# Implementing Linear Regression with Gradient Descent

Finally, it’s time to implement linear regression ourselves. Here’s a template for you to get started.

###############################################################################
## Our own implementation
# train
X = diabetes_X_train
y = diabetes_y_train
# train: initialize
W = ...
b = ...
learning_rate = ...
epochs = ...
for i in range(epochs):
# calculate predictions
...
# calculate error and cost (mean squared error)
...
...
# update parameters
...
# diagnostic output
if i % 5000 == 0: print("Epoch %d: %f" % (i, mean_squared_error))
# test
X = diabetes_X_test
y = diabetes_y_test
# calculate predictions + calculate error and cost (same code as above)
...
print('Coefficients: \n', W)
print("Mean squared error: %.2f" % mean_squared_error)
print("="*120)
###############################################################################

Here are some hints to and guidance to help you along the way.

• W is of dimension 10 (since we have 10 features), and b is a scalar.
• Use the formulas in the Linear Regression tutorial for predictions, errors and costs.
• Use the formulas in Gradient Descent tutorial for gradients and update rule.
• For gradient descent, the gradient $G = \nabla_w J(w)$ is given by the following formulas
\begin{align} G_{w_k} &= \frac{1}{n}\sum_{i}{x^{(i)}_k*(y^{(i)}_{pred} - y^{(i)}_{true})} \\ G_{b} &= \frac{1}{n}\sum_{i}{(y^{(i)}_{pred} - y^{(i)}_{true})} \end{align}
• Keep playing around with different values of learning rate and number of epochs till you see that the training mean squared error is decreasing too slowly (say decreasing by < 0.0001 per epoch).

It’s okay if you get stuck. The assignment has a number of moving pieces, and it’s okay to peek at the solution (included) after struggling for a bit. Just make sure you don’t look at the entire solution in one go. Only check the parts that you could not solve, and then go back to trying to work it out on your own.

The complete notebook with all the cells executed is available via Google Colaboratory using the link above. Google Colab is a free tool that lets you run small Machine Learning experiments through your browser. You should read this 1 min tutorial if you’re unfamiliar with Google Colaboratory.

The solution is also available here: Solution to Hands-on Assignment: Implementing Linear Regression with Gradient Descent. The solution uses the numpy package, which provides functions for vector and matrix operations like dot products, etc. You can learn more about numpy in this tutorial: Introduction to NumPy.

The output produced by the solution is as follows:

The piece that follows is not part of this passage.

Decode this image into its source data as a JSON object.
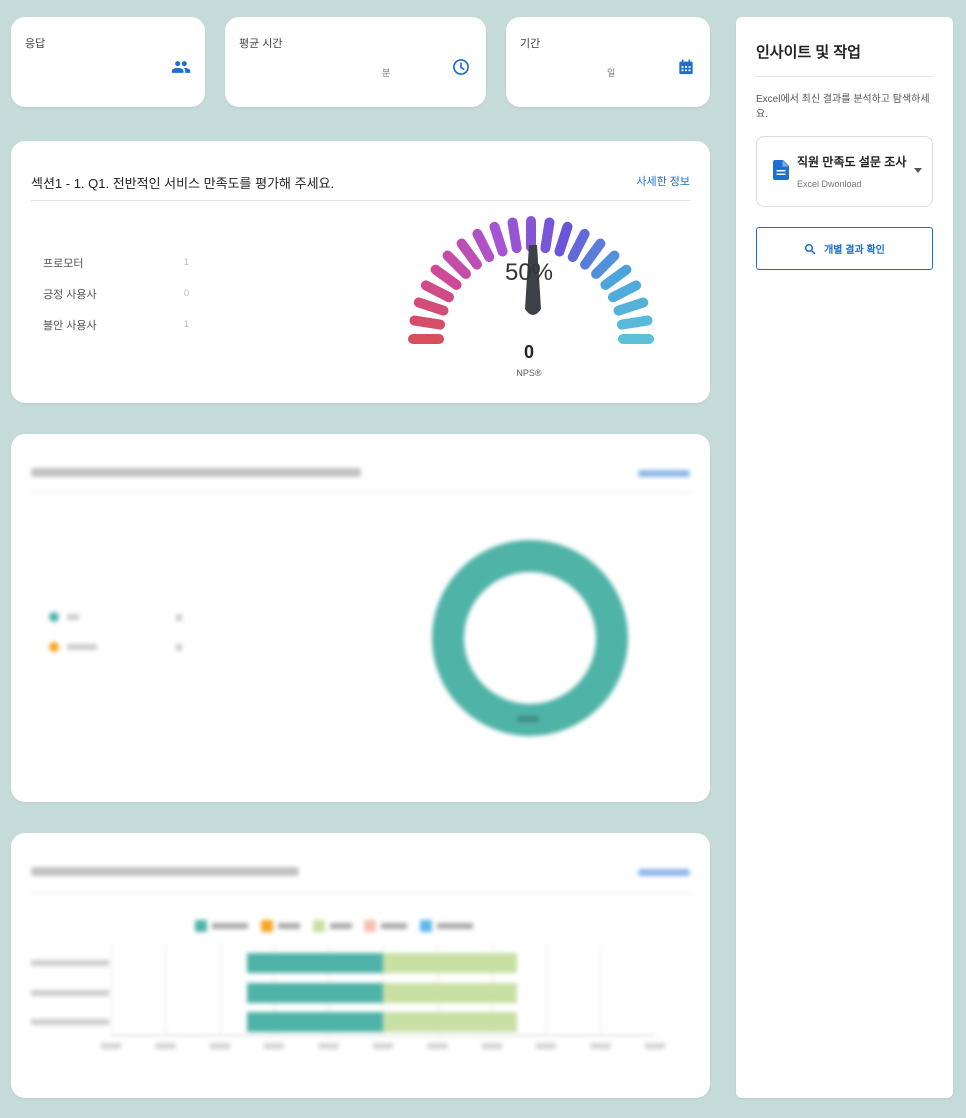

Epoch 0: 29468.227258
Epoch 5000: 3048.187264
Epoch 10000: 2941.413239
Epoch 15000: 2927.457390
Epoch 20000: 2924.752271
Epoch 25000: 2923.794789
Epoch 30000: 2923.195048
Epoch 35000: 2922.693787
Epoch 40000: 2922.230650
Epoch 45000: 2921.788828
Epoch 50000: 2921.362712
Epoch 55000: 2920.949917
Epoch 60000: 2920.549099
Epoch 65000: 2920.159313
Epoch 70000: 2919.779804
Epoch 75000: 2919.409942
Epoch 80000: 2919.049181
Epoch 85000: 2918.697046
Epoch 90000: 2918.353121
Epoch 95000: 2918.017037
('Coefficients: \n', array([   3.66165332, -234.66440146,  519.39514482,  325.58168427,
-176.11598458,  -16.43251228, -180.05636948,  108.06092022,
502.78742918,   78.96999166]))
Mean squared error: 1993.53

# Discussion

Notice that the mean squared error matches within 0.5%. Out of the 10 coefficients, coefficients 2, 3, 4 and 10 match but the others don’t. This is because the other features are not linearly independent, hence there are multiple ways to get to the exact same prediction. For example, features 5, 7 and 8 are linearly related in the following way: feature 8 = feature 5 / feature 7.